A petition that would have allowed voters to decide whether to lower the minimum age for City Council candidates has failed in College Park.

The council passed a statute last month that lowers the age from 25 to 21, which would allow University of Maryland students living in the city to run for office. Students make up nearly half of the city's 24,000 population.

The decision exacerbated longstanding squabbles between longtime city residents and students, with some residents complaining that students in office would allow students to further dominate the city and disturb its family-oriented neighborhoods with loud parties, litter and increased traffic.

But the petition challenging that decision fell short by about 300 signatures at last week's deadline. Signatures of 962 residents, or 20 percent of the city's 4,810 registered voters, were needed to place the question on the November ballot.

The age reduction became law yesterday.

Robert Bryan, 65, who began the petition May 5, said, "I guess I didn't do a good enough job. I couldn't get enough people to move the petition around. The people I talked to said, 'I would have signed it.' I don't think we need 21-year-olds running for council. I go by what I knew at that age. {Young people} are not ready to make decisions for people in the city."

Council member William Salmond, whose district represents the largest concentration of students in the city, urged the council last month to recognize that other municipalities and college towns have lowered the age limit without serious repercussions.

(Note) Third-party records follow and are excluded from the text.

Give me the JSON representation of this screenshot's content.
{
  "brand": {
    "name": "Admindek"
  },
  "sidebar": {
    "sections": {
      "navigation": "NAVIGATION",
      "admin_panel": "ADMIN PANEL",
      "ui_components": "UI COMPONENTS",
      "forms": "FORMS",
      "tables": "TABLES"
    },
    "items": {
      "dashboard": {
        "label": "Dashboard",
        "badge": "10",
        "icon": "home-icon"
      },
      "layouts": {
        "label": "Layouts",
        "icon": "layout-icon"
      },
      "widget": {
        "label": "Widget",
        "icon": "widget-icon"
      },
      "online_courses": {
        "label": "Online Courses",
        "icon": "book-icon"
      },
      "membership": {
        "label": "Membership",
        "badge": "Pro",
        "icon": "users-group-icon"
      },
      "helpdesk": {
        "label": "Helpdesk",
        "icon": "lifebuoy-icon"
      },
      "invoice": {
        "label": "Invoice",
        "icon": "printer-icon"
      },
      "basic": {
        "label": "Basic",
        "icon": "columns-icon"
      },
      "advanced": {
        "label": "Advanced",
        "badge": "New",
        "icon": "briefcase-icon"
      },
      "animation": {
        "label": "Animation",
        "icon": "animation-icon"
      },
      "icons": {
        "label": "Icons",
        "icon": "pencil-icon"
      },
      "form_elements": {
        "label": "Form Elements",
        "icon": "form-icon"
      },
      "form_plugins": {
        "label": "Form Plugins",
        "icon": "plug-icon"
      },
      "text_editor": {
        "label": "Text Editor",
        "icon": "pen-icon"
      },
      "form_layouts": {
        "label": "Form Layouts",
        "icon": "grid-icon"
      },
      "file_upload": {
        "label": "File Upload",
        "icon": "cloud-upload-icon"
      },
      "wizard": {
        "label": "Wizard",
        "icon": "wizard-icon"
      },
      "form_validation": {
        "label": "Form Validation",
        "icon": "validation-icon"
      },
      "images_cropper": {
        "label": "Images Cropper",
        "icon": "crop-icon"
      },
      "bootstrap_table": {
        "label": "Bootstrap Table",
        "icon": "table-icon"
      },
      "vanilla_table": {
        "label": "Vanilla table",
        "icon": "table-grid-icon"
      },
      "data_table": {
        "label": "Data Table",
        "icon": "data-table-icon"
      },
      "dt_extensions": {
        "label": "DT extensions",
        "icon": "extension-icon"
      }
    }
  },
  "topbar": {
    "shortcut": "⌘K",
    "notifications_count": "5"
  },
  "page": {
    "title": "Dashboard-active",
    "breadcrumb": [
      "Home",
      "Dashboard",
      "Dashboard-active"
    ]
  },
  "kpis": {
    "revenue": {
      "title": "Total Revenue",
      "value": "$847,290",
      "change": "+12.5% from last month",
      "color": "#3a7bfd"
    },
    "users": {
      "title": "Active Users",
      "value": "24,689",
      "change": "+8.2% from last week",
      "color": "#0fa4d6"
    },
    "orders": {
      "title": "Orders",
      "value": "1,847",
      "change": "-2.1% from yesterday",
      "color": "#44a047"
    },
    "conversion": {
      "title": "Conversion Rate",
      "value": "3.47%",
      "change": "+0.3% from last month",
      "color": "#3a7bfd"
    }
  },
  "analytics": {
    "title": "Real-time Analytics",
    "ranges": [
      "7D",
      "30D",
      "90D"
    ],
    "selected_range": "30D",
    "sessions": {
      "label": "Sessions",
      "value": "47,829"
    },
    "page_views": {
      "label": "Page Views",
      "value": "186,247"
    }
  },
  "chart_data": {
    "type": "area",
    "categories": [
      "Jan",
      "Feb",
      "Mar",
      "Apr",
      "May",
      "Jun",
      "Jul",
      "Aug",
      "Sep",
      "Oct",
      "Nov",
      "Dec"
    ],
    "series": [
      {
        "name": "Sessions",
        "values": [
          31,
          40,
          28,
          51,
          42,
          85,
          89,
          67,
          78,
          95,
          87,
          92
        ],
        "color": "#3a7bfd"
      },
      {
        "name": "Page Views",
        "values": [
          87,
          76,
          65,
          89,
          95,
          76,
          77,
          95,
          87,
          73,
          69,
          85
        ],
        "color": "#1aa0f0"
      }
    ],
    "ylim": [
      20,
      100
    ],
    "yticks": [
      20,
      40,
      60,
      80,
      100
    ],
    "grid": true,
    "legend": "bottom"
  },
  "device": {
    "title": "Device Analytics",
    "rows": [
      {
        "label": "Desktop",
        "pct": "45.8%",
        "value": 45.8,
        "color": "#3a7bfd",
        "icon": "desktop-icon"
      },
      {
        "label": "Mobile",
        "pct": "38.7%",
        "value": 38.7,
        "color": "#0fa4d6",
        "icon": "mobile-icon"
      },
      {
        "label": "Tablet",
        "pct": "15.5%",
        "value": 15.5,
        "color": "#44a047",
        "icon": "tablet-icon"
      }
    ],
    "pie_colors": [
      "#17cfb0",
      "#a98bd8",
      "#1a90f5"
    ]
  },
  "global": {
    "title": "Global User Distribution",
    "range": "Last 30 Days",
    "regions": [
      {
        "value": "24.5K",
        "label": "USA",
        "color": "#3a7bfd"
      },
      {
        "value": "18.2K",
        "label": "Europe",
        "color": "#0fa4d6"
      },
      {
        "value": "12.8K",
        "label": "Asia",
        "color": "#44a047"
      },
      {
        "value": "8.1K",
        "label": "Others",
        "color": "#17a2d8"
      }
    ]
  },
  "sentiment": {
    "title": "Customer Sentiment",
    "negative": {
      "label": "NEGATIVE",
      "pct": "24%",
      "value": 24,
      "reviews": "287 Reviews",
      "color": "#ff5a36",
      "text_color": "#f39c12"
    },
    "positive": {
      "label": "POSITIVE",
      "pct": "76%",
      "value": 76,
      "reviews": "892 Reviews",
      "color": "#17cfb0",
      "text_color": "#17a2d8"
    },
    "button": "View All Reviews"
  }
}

U-Md. students had called the higher age discriminatory. Similar age-lowering measures have been defeated in the past, the last time in 1983 by a referendum vote of more than 2 to 1.